[PROMPT]:
The pictures stay out; all of the data is to be printed exactly.

Data extracted from a collection:
● ● ●

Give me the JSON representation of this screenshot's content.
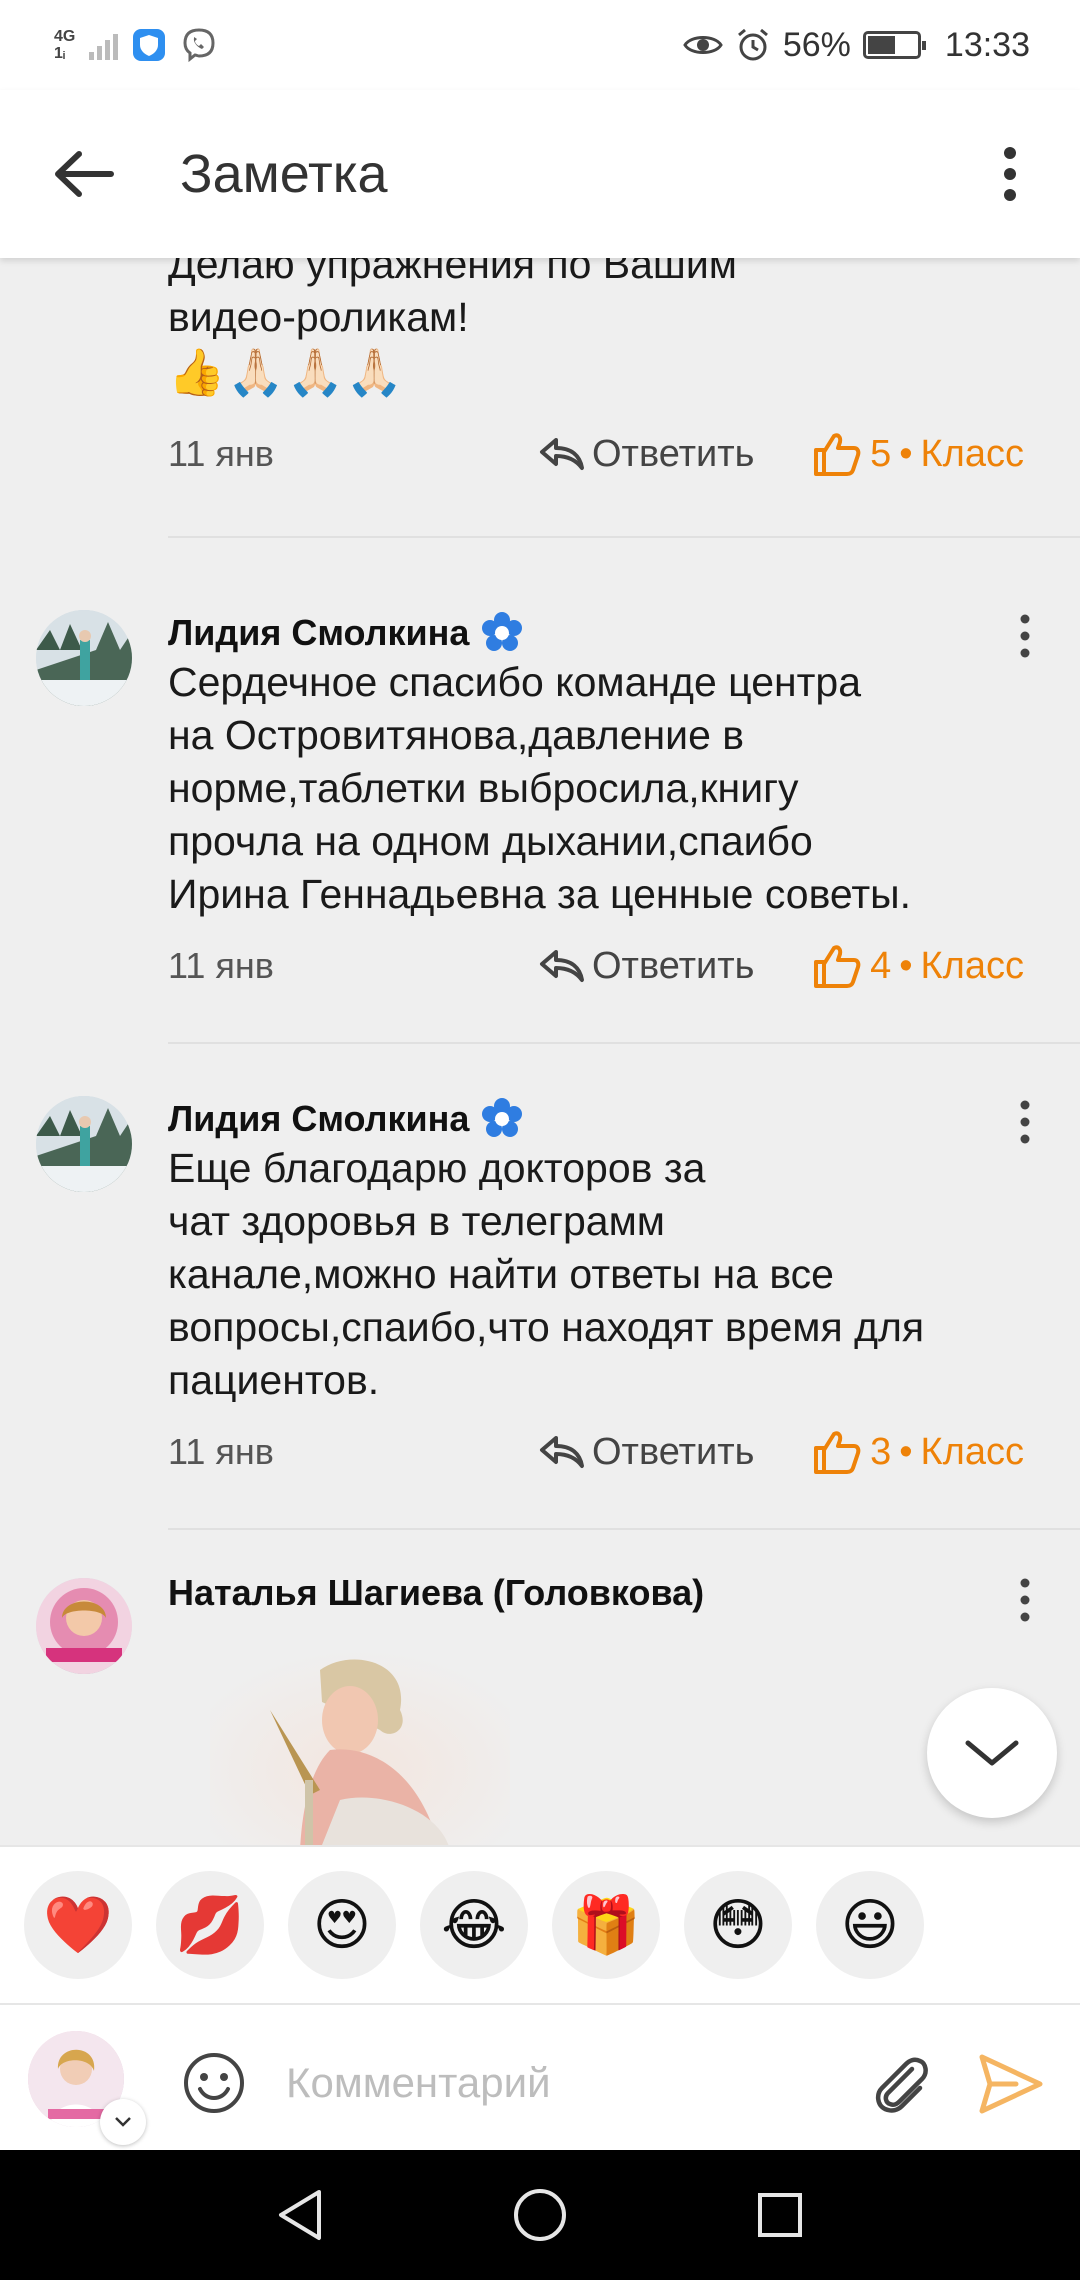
{
  "status_bar": {
    "network": "4G",
    "network_sub": "1ᵢ",
    "battery": "56%",
    "battery_level": 0.56,
    "time": "13:33"
  },
  "app_bar": {
    "title": "Заметка"
  },
  "comments": [
    {
      "text_lines": [
        "Делаю упражнения по Вашим",
        "видео-роликам!"
      ],
      "emoji": "👍🙏🏻🙏🏻🙏🏻",
      "date": "11 янв",
      "reply_label": "Ответить",
      "likes": "5",
      "klass_label": "Класс"
    },
    {
      "author": "Лидия Смолкина",
      "text_lines": [
        "Сердечное спасибо команде центра",
        "на Островитянова,давление в",
        "норме,таблетки выбросила,книгу",
        "прочла на одном дыхании,спаибо",
        "Ирина Геннадьевна за ценные советы."
      ],
      "date": "11 янв",
      "reply_label": "Ответить",
      "likes": "4",
      "klass_label": "Класс"
    },
    {
      "author": "Лидия Смолкина",
      "text_lines": [
        "Еще благодарю докторов за",
        "чат здоровья в телеграмм",
        "канале,можно найти ответы на все",
        "вопросы,спаибо,что находят время для",
        "пациентов."
      ],
      "date": "11 янв",
      "reply_label": "Ответить",
      "likes": "3",
      "klass_label": "Класс"
    },
    {
      "author": "Наталья Шагиева (Головкова)"
    }
  ],
  "reactions": [
    "❤️",
    "💋",
    "😍",
    "😂",
    "🎁",
    "😳",
    "😃"
  ],
  "comment_input": {
    "placeholder": "Комментарий"
  },
  "colors": {
    "accent": "#ee8208",
    "badge_blue": "#2f7de1"
  }
}
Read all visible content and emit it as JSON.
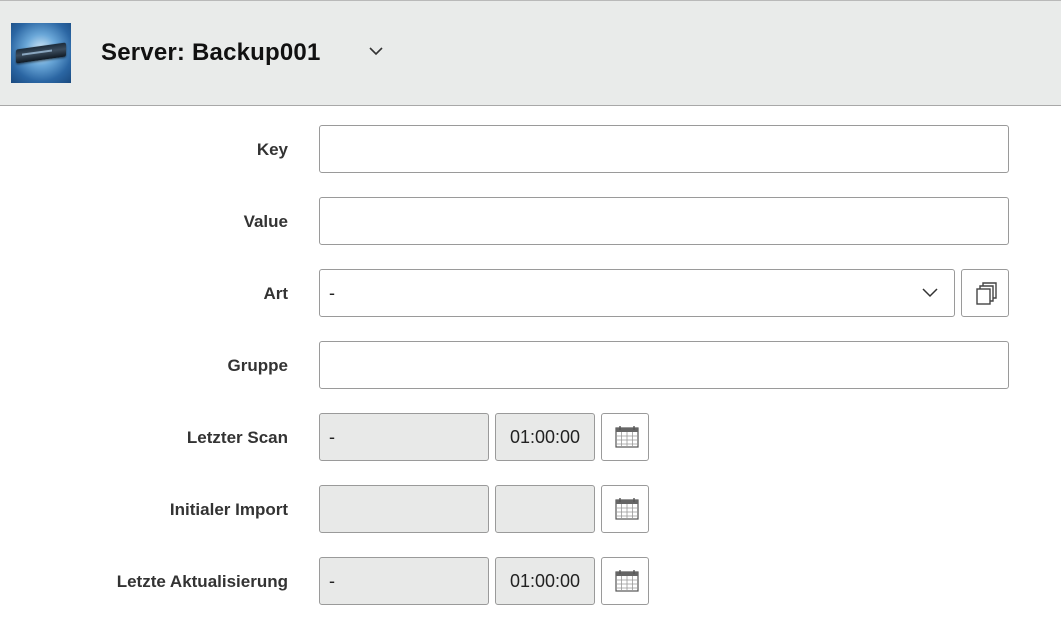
{
  "header": {
    "title": "Server: Backup001",
    "icon": "server-icon",
    "dropdown_icon": "chevron-down-icon"
  },
  "form": {
    "key": {
      "label": "Key",
      "value": ""
    },
    "value": {
      "label": "Value",
      "value": ""
    },
    "art": {
      "label": "Art",
      "selected": "-",
      "action_icon": "copy-icon"
    },
    "gruppe": {
      "label": "Gruppe",
      "value": ""
    },
    "letzter_scan": {
      "label": "Letzter Scan",
      "date": "-",
      "time": "01:00:00",
      "icon": "calendar-icon"
    },
    "initialer_import": {
      "label": "Initialer Import",
      "date": "",
      "time": "",
      "icon": "calendar-icon"
    },
    "letzte_aktualisierung": {
      "label": "Letzte Aktualisierung",
      "date": "-",
      "time": "01:00:00",
      "icon": "calendar-icon"
    }
  },
  "colors": {
    "header_bg": "#e9ebea",
    "disabled_bg": "#e8e9e8",
    "border": "#9a9a9a"
  }
}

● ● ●

[ANSWER BOX]:
Give me the JSON representation of this screenshot's content.
{
  "status_bar": {
    "network": "4G",
    "network_sub": "1ᵢ",
    "battery": "56%",
    "battery_level": 0.56,
    "time": "13:33"
  },
  "app_bar": {
    "title": "Заметка"
  },
  "comments": [
    {
      "text_lines": [
        "Делаю упражнения по Вашим",
        "видео-роликам!"
      ],
      "emoji": "👍🙏🏻🙏🏻🙏🏻",
      "date": "11 янв",
      "reply_label": "Ответить",
      "likes": "5",
      "klass_label": "Класс"
    },
    {
      "author": "Лидия Смолкина",
      "text_lines": [
        "Сердечное спасибо команде центра",
        "на Островитянова,давление в",
        "норме,таблетки выбросила,книгу",
        "прочла на одном дыхании,спаибо",
        "Ирина Геннадьевна за ценные советы."
      ],
      "date": "11 янв",
      "reply_label": "Ответить",
      "likes": "4",
      "klass_label": "Класс"
    },
    {
      "author": "Лидия Смолкина",
      "text_lines": [
        "Еще благодарю докторов за",
        "чат здоровья в телеграмм",
        "канале,можно найти ответы на все",
        "вопросы,спаибо,что находят время для",
        "пациентов."
      ],
      "date": "11 янв",
      "reply_label": "Ответить",
      "likes": "3",
      "klass_label": "Класс"
    },
    {
      "author": "Наталья Шагиева (Головкова)"
    }
  ],
  "reactions": [
    "❤️",
    "💋",
    "😍",
    "😂",
    "🎁",
    "😳",
    "😃"
  ],
  "comment_input": {
    "placeholder": "Комментарий"
  },
  "colors": {
    "accent": "#ee8208",
    "badge_blue": "#2f7de1"
  }
}
Read all visible content and emit it as JSON.
{
  "header": {
    "title": "Server: Backup001",
    "icon": "server-icon",
    "dropdown_icon": "chevron-down-icon"
  },
  "form": {
    "key": {
      "label": "Key",
      "value": ""
    },
    "value": {
      "label": "Value",
      "value": ""
    },
    "art": {
      "label": "Art",
      "selected": "-",
      "action_icon": "copy-icon"
    },
    "gruppe": {
      "label": "Gruppe",
      "value": ""
    },
    "letzter_scan": {
      "label": "Letzter Scan",
      "date": "-",
      "time": "01:00:00",
      "icon": "calendar-icon"
    },
    "initialer_import": {
      "label": "Initialer Import",
      "date": "",
      "time": "",
      "icon": "calendar-icon"
    },
    "letzte_aktualisierung": {
      "label": "Letzte Aktualisierung",
      "date": "-",
      "time": "01:00:00",
      "icon": "calendar-icon"
    }
  },
  "colors": {
    "header_bg": "#e9ebea",
    "disabled_bg": "#e8e9e8",
    "border": "#9a9a9a"
  }
}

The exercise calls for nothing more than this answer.